'''
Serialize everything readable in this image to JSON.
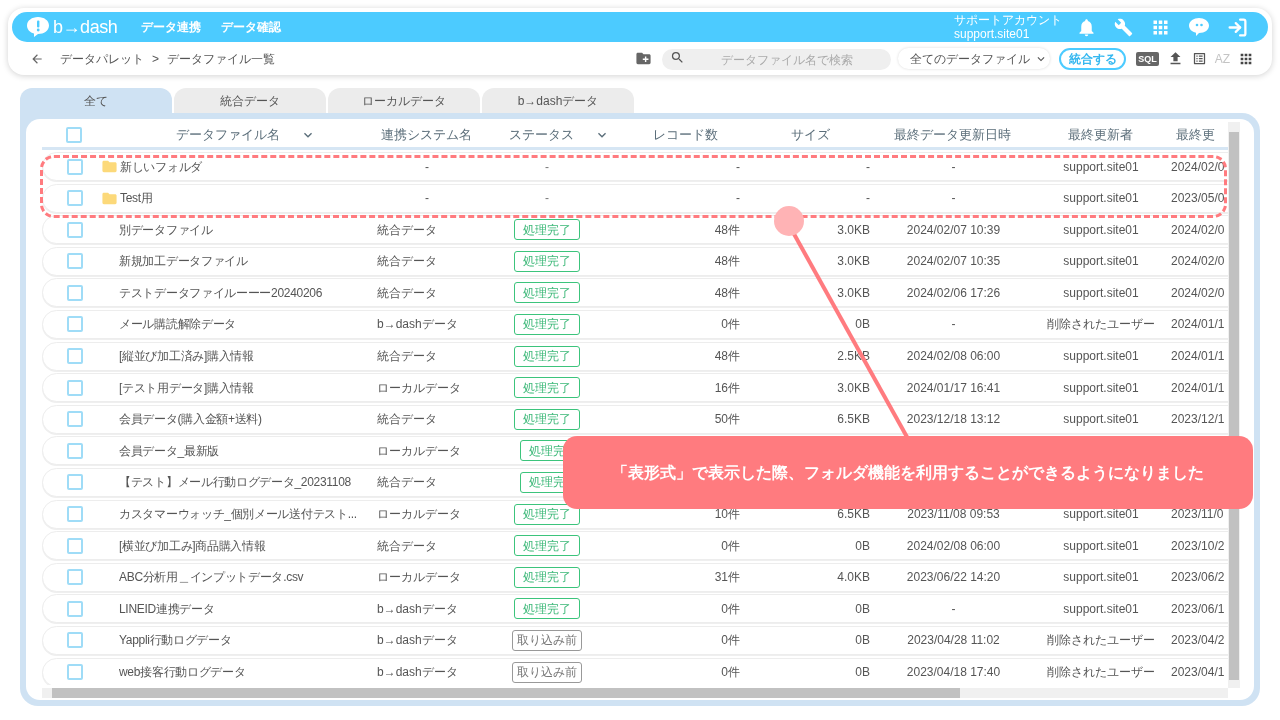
{
  "header": {
    "logo": "b→dash",
    "nav": [
      "データ連携",
      "データ確認"
    ],
    "account": {
      "role": "サポートアカウント",
      "user": "support.site01"
    }
  },
  "toolbar": {
    "breadcrumb": [
      "データパレット",
      "データファイル一覧"
    ],
    "separator": ">",
    "search": {
      "placeholder": "データファイル名で検索"
    },
    "filter": "全てのデータファイル",
    "merge_button": "統合する",
    "sql": "SQL",
    "sort": "AZ"
  },
  "tabs": [
    {
      "label": "全て",
      "selected": true
    },
    {
      "label": "統合データ",
      "selected": false
    },
    {
      "label": "ローカルデータ",
      "selected": false
    },
    {
      "label": "b→dashデータ",
      "selected": false
    }
  ],
  "table": {
    "select_all": {
      "checked": false
    },
    "columns": [
      {
        "label": "データファイル名",
        "sortable": true
      },
      {
        "label": "連携システム名",
        "sortable": false
      },
      {
        "label": "ステータス",
        "sortable": true
      },
      {
        "label": "レコード数",
        "sortable": false
      },
      {
        "label": "サイズ",
        "sortable": false
      },
      {
        "label": "最終データ更新日時",
        "sortable": false
      },
      {
        "label": "最終更新者",
        "sortable": false
      },
      {
        "label": "最終更",
        "sortable": false
      }
    ],
    "rows": [
      {
        "kind": "folder",
        "checked": false,
        "name": "新しいフォルダ",
        "system": "-",
        "status": {
          "text": "-",
          "kind": "none"
        },
        "records": "-",
        "size": "-",
        "updated": "-",
        "updater": "support.site01",
        "last": "2024/02/0"
      },
      {
        "kind": "folder",
        "checked": false,
        "name": "Test用",
        "system": "-",
        "status": {
          "text": "-",
          "kind": "none"
        },
        "records": "-",
        "size": "-",
        "updated": "-",
        "updater": "support.site01",
        "last": "2023/05/0"
      },
      {
        "kind": "file",
        "checked": false,
        "name": "別データファイル",
        "system": "統合データ",
        "status": {
          "text": "処理完了",
          "kind": "done"
        },
        "records": "48件",
        "size": "3.0KB",
        "updated": "2024/02/07 10:39",
        "updater": "support.site01",
        "last": "2024/02/0"
      },
      {
        "kind": "file",
        "checked": false,
        "name": "新規加工データファイル",
        "system": "統合データ",
        "status": {
          "text": "処理完了",
          "kind": "done"
        },
        "records": "48件",
        "size": "3.0KB",
        "updated": "2024/02/07 10:35",
        "updater": "support.site01",
        "last": "2024/02/0"
      },
      {
        "kind": "file",
        "checked": false,
        "name": "テストデータファイルーーー20240206",
        "system": "統合データ",
        "status": {
          "text": "処理完了",
          "kind": "done"
        },
        "records": "48件",
        "size": "3.0KB",
        "updated": "2024/02/06 17:26",
        "updater": "support.site01",
        "last": "2024/02/0"
      },
      {
        "kind": "file",
        "checked": false,
        "name": "メール購読解除データ",
        "system": "b→dashデータ",
        "status": {
          "text": "処理完了",
          "kind": "done"
        },
        "records": "0件",
        "size": "0B",
        "updated": "-",
        "updater": "削除されたユーザー",
        "last": "2024/01/1"
      },
      {
        "kind": "file",
        "checked": false,
        "name": "[縦並び加工済み]購入情報",
        "system": "統合データ",
        "status": {
          "text": "処理完了",
          "kind": "done"
        },
        "records": "48件",
        "size": "2.5KB",
        "updated": "2024/02/08 06:00",
        "updater": "support.site01",
        "last": "2024/01/1"
      },
      {
        "kind": "file",
        "checked": false,
        "name": "[テスト用データ]購入情報",
        "system": "ローカルデータ",
        "status": {
          "text": "処理完了",
          "kind": "done"
        },
        "records": "16件",
        "size": "3.0KB",
        "updated": "2024/01/17 16:41",
        "updater": "support.site01",
        "last": "2024/01/1"
      },
      {
        "kind": "file",
        "checked": false,
        "name": "会員データ(購入金額+送料)",
        "system": "統合データ",
        "status": {
          "text": "処理完了",
          "kind": "done"
        },
        "records": "50件",
        "size": "6.5KB",
        "updated": "2023/12/18 13:12",
        "updater": "support.site01",
        "last": "2023/12/1"
      },
      {
        "kind": "file",
        "checked": false,
        "name": "会員データ_最新版",
        "system": "ローカルデータ",
        "status": {
          "text": "処理完",
          "kind": "done"
        }
      },
      {
        "kind": "file",
        "checked": false,
        "name": "【テスト】メール行動ログデータ_20231108",
        "system": "統合データ",
        "status": {
          "text": "処理完",
          "kind": "done"
        }
      },
      {
        "kind": "file",
        "checked": false,
        "name": "カスタマーウォッチ_個別メール送付テスト...",
        "system": "ローカルデータ",
        "status": {
          "text": "処理完了",
          "kind": "done"
        },
        "records": "10件",
        "size": "6.5KB",
        "updated": "2023/11/08 09:53",
        "updater": "support.site01",
        "last": "2023/11/0"
      },
      {
        "kind": "file",
        "checked": false,
        "name": "[横並び加工み]商品購入情報",
        "system": "統合データ",
        "status": {
          "text": "処理完了",
          "kind": "done"
        },
        "records": "0件",
        "size": "0B",
        "updated": "2024/02/08 06:00",
        "updater": "support.site01",
        "last": "2023/10/2"
      },
      {
        "kind": "file",
        "checked": false,
        "name": "ABC分析用＿インプットデータ.csv",
        "system": "ローカルデータ",
        "status": {
          "text": "処理完了",
          "kind": "done"
        },
        "records": "31件",
        "size": "4.0KB",
        "updated": "2023/06/22 14:20",
        "updater": "support.site01",
        "last": "2023/06/2"
      },
      {
        "kind": "file",
        "checked": false,
        "name": "LINEID連携データ",
        "system": "b→dashデータ",
        "status": {
          "text": "処理完了",
          "kind": "done"
        },
        "records": "0件",
        "size": "0B",
        "updated": "-",
        "updater": "support.site01",
        "last": "2023/06/1"
      },
      {
        "kind": "file",
        "checked": false,
        "name": "Yappli行動ログデータ",
        "system": "b→dashデータ",
        "status": {
          "text": "取り込み前",
          "kind": "pending"
        },
        "records": "0件",
        "size": "0B",
        "updated": "2023/04/28 11:02",
        "updater": "削除されたユーザー",
        "last": "2023/04/2"
      },
      {
        "kind": "file",
        "checked": false,
        "name": "web接客行動ログデータ",
        "system": "b→dashデータ",
        "status": {
          "text": "取り込み前",
          "kind": "pending"
        },
        "records": "0件",
        "size": "0B",
        "updated": "2023/04/18 17:40",
        "updater": "削除されたユーザー",
        "last": "2023/04/1"
      }
    ]
  },
  "annotation": {
    "text": "「表形式」で表示した際、フォルダ機能を利用することができるようになりました"
  }
}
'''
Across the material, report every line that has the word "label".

      "label": "全て",
      "label": "統合データ",
      "label": "ローカルデータ",
      "label": "b→dashデータ",
        "label": "データファイル名",
        "label": "連携システム名",
        "label": "ステータス",
        "label": "レコード数",
        "label": "サイズ",
        "label": "最終データ更新日時",
        "label": "最終更新者",
        "label": "最終更",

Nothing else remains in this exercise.